And what constitutes a sandbox? Believe it or not, no theme park elements at all. Players are free to build, go and do whatever they want. Oh you can have theme park areas specifically and quests even, I would never dissuade from quests, but players need that freedom .They also want to feel they can own a bit of the world and thus a major step up is player housing and the ability to customize that housing. Something that will dip into the old pocketbook for sure. And one of the major things to consider for the sandbox experience, the world has to be dynamic, IE scripted, repeatable events just can't happen. Oh sure a GM or whatever you call them can create stuff for people to do, but what happens on one shard should be unique from what happens on another.

You can put big bad raids and if done right even include loot to go after but that loot should be on par if only slightly better than what the players can make. The crafting has to really matter and the players need the freedom to form their communities. This is what made UO so popular back in its day before WoW. That freedom. I can almost guarantee you, the first sandbox MMO to get released for the modern MMO market, will probably be a landslide hit. And I will say straight up, it will probably require some booku backing and a team dedicated to delivering an experience that allows for people to choose to be whatever they want. It can't be skimped on, the world will have to be very open and seamless.

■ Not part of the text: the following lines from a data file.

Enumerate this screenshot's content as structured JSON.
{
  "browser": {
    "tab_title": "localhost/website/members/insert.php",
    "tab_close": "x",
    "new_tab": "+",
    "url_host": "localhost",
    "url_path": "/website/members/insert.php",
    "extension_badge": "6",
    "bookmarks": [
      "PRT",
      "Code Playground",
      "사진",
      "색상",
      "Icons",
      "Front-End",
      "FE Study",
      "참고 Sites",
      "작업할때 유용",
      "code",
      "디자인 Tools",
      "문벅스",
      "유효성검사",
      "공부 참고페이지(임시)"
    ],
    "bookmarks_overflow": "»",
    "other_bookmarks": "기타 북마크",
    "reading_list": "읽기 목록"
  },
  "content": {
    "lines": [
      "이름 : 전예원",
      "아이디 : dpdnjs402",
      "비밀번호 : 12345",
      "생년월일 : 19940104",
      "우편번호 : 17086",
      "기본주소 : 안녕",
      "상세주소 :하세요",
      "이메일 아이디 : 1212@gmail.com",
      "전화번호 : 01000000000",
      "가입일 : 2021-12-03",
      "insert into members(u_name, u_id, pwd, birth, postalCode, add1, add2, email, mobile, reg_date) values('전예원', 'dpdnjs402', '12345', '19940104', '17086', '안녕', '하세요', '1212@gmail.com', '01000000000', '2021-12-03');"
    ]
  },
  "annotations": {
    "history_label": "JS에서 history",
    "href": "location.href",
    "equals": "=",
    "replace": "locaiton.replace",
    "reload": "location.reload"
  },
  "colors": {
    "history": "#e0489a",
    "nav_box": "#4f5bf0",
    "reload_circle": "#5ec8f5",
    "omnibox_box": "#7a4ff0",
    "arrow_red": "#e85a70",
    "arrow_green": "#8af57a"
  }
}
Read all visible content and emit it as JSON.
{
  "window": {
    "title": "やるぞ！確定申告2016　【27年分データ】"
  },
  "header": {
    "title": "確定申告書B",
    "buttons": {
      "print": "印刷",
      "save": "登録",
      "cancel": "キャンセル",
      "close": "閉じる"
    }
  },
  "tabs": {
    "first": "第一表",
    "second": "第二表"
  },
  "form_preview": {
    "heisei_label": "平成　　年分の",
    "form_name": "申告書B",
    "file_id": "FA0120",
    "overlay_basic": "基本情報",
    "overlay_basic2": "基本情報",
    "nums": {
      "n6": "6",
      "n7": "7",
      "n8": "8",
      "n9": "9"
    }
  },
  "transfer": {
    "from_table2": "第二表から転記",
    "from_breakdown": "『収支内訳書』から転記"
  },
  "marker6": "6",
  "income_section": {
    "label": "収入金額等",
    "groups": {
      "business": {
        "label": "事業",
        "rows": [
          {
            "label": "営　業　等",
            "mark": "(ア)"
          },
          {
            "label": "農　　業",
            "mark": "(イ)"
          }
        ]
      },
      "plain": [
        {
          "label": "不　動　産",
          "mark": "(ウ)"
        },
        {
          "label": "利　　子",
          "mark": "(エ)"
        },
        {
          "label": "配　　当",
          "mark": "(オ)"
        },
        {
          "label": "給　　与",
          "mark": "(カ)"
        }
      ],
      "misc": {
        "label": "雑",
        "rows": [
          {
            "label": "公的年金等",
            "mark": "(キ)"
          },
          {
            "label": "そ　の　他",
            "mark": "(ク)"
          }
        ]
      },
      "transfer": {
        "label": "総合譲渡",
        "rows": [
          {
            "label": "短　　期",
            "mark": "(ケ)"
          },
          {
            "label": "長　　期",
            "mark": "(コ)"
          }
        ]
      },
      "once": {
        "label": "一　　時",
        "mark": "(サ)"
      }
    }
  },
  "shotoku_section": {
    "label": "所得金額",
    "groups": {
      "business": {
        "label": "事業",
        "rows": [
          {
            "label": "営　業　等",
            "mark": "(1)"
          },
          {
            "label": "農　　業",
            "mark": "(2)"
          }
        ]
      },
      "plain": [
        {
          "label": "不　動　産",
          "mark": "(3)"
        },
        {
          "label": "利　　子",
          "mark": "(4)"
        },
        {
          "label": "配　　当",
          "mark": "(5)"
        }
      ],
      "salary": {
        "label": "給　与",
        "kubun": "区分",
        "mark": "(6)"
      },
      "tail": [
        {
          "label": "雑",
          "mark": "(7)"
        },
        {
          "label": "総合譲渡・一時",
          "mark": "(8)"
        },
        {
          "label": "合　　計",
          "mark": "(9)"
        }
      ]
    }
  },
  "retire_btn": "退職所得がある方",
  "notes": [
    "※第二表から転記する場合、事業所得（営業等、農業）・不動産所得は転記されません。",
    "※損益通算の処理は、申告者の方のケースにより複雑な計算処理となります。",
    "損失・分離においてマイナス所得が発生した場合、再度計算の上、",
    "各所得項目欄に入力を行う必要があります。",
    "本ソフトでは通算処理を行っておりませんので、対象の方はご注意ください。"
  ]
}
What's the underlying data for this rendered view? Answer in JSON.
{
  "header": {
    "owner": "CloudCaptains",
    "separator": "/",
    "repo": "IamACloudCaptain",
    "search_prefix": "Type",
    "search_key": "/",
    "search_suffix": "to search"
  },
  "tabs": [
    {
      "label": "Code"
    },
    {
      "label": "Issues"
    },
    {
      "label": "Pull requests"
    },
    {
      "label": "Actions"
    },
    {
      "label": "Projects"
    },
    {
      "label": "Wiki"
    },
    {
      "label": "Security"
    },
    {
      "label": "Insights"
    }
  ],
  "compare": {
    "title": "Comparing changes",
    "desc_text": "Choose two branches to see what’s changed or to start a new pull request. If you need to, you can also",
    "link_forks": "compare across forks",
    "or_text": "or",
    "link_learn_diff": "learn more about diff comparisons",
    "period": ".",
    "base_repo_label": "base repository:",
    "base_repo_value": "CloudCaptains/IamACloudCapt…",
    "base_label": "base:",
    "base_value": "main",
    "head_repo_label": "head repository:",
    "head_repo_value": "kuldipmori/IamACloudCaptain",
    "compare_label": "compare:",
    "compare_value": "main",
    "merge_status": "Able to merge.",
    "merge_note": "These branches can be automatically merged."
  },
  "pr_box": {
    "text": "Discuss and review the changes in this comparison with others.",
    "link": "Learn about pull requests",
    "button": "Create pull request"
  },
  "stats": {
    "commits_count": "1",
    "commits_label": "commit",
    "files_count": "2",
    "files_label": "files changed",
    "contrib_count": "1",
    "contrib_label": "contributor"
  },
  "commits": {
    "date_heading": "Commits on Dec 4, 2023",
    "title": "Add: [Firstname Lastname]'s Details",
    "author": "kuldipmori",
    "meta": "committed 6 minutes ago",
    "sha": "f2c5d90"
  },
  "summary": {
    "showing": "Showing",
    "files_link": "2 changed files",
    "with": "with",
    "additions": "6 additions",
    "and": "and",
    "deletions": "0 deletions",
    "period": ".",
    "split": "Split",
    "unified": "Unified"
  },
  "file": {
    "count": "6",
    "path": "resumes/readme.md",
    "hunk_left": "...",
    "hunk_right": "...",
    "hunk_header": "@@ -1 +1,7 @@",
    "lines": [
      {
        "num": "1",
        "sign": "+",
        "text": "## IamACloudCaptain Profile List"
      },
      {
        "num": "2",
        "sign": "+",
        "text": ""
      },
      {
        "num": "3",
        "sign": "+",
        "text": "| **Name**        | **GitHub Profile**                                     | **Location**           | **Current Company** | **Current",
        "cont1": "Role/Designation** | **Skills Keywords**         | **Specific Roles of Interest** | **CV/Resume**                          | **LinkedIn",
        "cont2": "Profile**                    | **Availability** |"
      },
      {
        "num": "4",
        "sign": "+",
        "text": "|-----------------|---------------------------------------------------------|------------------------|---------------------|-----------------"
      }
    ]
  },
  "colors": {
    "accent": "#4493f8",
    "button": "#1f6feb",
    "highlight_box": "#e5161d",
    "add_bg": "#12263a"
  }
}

That means the first step will be forget naming everyone the chosen one, not everyone can be a hero and not everyone should be. That already puts out the wrong expectations for players that start these games. So if someone wants to be a tailor and never pick up a sword, that's a good thing developers. Let them be a tailor let them buy the materials from other players and such. Or let them take the risk of going out into the world. Do not force people to be something they don't want to be let them be whatever it is they want to be.

This type of game is sorely needed in the MMO space and quite frankly, there isn't one that exists right now. Some will say EVE, but even that game still requires some rudimentary combat skills, and even then it's too much of a real life simulator for many players tastes. But I still guarantee any development company or investors, a good and well developed sandbox title these days will go a long way.

1 comment:

  1. I made a few updates to the original posts to clarify some ramblings.